The DAP will adopt two measures to oppose the unfair, undemocratic and unconstitutional redelineation of the electoral constituencies by the Election Commission: firstly to challenge its legality and constitutionality in the courts and secondly, to organise the people to exercise their constitutional right of objection and to demand public inquiry into the proposed new redelineations.
The question before the State Assembly, however, is what is the State Government doing about the unfair, undemocratic, unconstitutional redelineation by the Election Commission.
The State Government will be abdicating from its responsibility if it just make a weak and spineless representation to the Election Commission and dare not take a strong stand against the unfair, undemocratic and unconstitutional review by the Election Commission, which violate one of the cardinal tenets of Vision 2020 as a fully developed nation.
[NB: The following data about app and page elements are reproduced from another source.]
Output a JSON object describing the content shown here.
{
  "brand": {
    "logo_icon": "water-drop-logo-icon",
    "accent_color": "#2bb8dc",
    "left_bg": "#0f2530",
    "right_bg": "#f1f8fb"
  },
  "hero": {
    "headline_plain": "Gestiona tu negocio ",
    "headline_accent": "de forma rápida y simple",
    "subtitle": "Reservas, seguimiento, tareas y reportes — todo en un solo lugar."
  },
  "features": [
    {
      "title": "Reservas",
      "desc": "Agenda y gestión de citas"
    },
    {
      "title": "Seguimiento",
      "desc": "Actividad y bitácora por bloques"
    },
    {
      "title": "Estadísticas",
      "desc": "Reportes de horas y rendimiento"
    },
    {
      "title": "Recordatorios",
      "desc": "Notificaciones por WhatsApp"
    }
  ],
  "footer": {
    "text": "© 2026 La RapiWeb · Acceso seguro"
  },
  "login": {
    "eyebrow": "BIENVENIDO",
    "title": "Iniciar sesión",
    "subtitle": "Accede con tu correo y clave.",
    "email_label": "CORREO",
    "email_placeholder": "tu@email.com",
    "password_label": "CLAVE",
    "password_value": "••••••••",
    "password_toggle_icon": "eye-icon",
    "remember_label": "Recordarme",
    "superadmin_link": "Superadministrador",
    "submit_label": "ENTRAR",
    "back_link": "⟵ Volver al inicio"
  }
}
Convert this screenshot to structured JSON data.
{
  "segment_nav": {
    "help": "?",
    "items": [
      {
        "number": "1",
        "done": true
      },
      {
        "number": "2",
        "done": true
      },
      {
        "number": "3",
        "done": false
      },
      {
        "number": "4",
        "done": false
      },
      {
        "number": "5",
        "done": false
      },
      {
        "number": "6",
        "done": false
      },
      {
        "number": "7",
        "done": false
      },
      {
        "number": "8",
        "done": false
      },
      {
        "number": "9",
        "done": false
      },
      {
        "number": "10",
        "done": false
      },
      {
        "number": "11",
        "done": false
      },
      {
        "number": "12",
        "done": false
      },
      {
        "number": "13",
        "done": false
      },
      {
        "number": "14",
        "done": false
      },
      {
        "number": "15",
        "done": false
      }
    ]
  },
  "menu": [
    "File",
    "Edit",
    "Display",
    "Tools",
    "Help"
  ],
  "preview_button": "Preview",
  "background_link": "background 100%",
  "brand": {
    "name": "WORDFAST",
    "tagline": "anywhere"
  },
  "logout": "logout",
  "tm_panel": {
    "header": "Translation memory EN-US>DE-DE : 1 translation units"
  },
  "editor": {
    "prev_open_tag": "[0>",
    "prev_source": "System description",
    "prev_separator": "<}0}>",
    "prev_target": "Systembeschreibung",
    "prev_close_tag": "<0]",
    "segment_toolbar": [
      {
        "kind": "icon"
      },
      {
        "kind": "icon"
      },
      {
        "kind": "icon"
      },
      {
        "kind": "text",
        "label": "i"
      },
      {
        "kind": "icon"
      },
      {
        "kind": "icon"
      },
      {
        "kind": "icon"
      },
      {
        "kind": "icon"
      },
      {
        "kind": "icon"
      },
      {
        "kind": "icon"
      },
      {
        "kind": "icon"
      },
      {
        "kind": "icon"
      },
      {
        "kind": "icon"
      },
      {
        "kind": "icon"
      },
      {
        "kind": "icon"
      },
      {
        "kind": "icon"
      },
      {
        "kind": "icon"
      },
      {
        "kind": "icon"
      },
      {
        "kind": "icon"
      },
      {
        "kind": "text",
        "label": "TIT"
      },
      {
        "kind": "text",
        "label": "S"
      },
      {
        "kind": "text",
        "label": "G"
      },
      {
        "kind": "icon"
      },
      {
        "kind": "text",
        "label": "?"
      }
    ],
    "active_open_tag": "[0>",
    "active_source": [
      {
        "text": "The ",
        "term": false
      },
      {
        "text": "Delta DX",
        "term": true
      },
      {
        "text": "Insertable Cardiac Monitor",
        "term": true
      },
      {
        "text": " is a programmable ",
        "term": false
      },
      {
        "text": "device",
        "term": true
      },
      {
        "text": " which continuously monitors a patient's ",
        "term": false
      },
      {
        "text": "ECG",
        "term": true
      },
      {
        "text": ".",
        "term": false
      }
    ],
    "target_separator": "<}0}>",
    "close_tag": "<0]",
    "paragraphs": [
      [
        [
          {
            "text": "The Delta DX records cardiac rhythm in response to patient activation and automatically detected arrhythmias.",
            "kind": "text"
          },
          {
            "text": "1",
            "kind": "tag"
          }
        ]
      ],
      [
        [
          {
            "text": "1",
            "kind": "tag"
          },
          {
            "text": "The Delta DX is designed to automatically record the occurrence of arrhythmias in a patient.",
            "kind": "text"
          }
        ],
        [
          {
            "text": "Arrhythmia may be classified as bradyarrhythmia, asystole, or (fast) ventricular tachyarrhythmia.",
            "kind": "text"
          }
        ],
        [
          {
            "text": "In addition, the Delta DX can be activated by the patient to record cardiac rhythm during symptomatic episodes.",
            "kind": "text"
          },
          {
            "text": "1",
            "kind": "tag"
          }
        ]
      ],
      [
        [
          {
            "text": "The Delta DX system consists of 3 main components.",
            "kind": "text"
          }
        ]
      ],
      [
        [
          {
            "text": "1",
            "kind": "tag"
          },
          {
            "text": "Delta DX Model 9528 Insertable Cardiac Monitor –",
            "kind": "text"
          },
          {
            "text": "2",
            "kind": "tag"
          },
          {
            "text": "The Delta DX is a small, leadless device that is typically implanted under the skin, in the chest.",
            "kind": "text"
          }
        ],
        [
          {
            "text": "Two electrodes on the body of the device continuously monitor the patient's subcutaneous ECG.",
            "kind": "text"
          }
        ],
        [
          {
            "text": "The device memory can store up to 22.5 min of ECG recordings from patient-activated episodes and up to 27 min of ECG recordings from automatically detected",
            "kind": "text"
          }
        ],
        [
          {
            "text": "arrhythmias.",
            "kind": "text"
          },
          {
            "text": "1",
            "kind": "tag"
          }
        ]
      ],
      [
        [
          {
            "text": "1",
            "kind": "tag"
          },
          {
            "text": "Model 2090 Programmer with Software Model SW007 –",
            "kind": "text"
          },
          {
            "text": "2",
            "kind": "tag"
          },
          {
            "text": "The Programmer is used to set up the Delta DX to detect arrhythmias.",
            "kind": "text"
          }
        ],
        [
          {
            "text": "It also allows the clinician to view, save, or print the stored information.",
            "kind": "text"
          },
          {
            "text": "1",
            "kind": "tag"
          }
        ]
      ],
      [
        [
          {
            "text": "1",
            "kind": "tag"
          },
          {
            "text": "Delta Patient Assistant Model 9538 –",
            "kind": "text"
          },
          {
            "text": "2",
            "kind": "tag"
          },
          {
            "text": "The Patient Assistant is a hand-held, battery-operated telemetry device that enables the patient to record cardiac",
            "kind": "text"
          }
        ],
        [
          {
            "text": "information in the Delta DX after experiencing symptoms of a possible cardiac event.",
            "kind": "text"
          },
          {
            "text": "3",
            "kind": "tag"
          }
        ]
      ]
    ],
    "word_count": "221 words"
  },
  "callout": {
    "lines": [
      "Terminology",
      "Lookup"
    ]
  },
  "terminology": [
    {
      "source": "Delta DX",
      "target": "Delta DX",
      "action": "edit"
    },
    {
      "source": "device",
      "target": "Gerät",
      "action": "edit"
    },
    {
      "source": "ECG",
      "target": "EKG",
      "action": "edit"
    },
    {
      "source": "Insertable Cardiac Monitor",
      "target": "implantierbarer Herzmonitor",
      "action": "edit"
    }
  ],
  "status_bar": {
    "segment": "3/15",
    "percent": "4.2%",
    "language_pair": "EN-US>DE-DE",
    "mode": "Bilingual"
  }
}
I therefore invite the Penang State Government to join the DAP in making the legal and constitutional challenge to the Election Commission’s constituency redelineation review in the courts, or alternatively, it should make the legal challenge on its own.
I hope Dr. Koh Tsu Koon will be able to state whether the State Government would consider taking the Election Commission to court itself, to give reasons why not.